--- Entries supplied ---
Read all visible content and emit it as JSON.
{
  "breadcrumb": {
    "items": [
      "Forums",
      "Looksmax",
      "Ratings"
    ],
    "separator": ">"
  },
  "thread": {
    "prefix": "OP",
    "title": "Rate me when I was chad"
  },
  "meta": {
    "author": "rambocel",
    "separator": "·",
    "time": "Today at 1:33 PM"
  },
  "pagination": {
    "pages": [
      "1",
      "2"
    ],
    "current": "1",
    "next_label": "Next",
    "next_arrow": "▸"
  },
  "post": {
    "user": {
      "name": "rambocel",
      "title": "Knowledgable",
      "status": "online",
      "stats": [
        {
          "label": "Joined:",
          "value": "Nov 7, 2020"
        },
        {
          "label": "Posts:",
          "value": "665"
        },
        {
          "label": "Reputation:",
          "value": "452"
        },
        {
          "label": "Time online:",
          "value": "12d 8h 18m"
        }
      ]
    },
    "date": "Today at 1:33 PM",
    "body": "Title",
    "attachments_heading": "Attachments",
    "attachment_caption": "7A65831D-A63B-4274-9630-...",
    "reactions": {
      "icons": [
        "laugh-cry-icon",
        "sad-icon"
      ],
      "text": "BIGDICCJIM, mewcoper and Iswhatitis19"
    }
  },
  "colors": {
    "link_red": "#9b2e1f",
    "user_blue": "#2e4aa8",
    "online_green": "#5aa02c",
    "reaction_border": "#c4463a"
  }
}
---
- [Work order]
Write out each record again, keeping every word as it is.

- [Your solution]
Read all visible content and emit it as JSON.
{
  "breadcrumb": {
    "items": [
      "Forums",
      "Looksmax",
      "Ratings"
    ],
    "separator": ">"
  },
  "thread": {
    "prefix": "OP",
    "title": "Rate me when I was chad"
  },
  "meta": {
    "author": "rambocel",
    "separator": "·",
    "time": "Today at 1:33 PM"
  },
  "pagination": {
    "pages": [
      "1",
      "2"
    ],
    "current": "1",
    "next_label": "Next",
    "next_arrow": "▸"
  },
  "post": {
    "user": {
      "name": "rambocel",
      "title": "Knowledgable",
      "status": "online",
      "stats": [
        {
          "label": "Joined:",
          "value": "Nov 7, 2020"
        },
        {
          "label": "Posts:",
          "value": "665"
        },
        {
          "label": "Reputation:",
          "value": "452"
        },
        {
          "label": "Time online:",
          "value": "12d 8h 18m"
        }
      ]
    },
    "date": "Today at 1:33 PM",
    "body": "Title",
    "attachments_heading": "Attachments",
    "attachment_caption": "7A65831D-A63B-4274-9630-...",
    "reactions": {
      "icons": [
        "laugh-cry-icon",
        "sad-icon"
      ],
      "text": "BIGDICCJIM, mewcoper and Iswhatitis19"
    }
  },
  "colors": {
    "link_red": "#9b2e1f",
    "user_blue": "#2e4aa8",
    "online_green": "#5aa02c",
    "reaction_border": "#c4463a"
  }
}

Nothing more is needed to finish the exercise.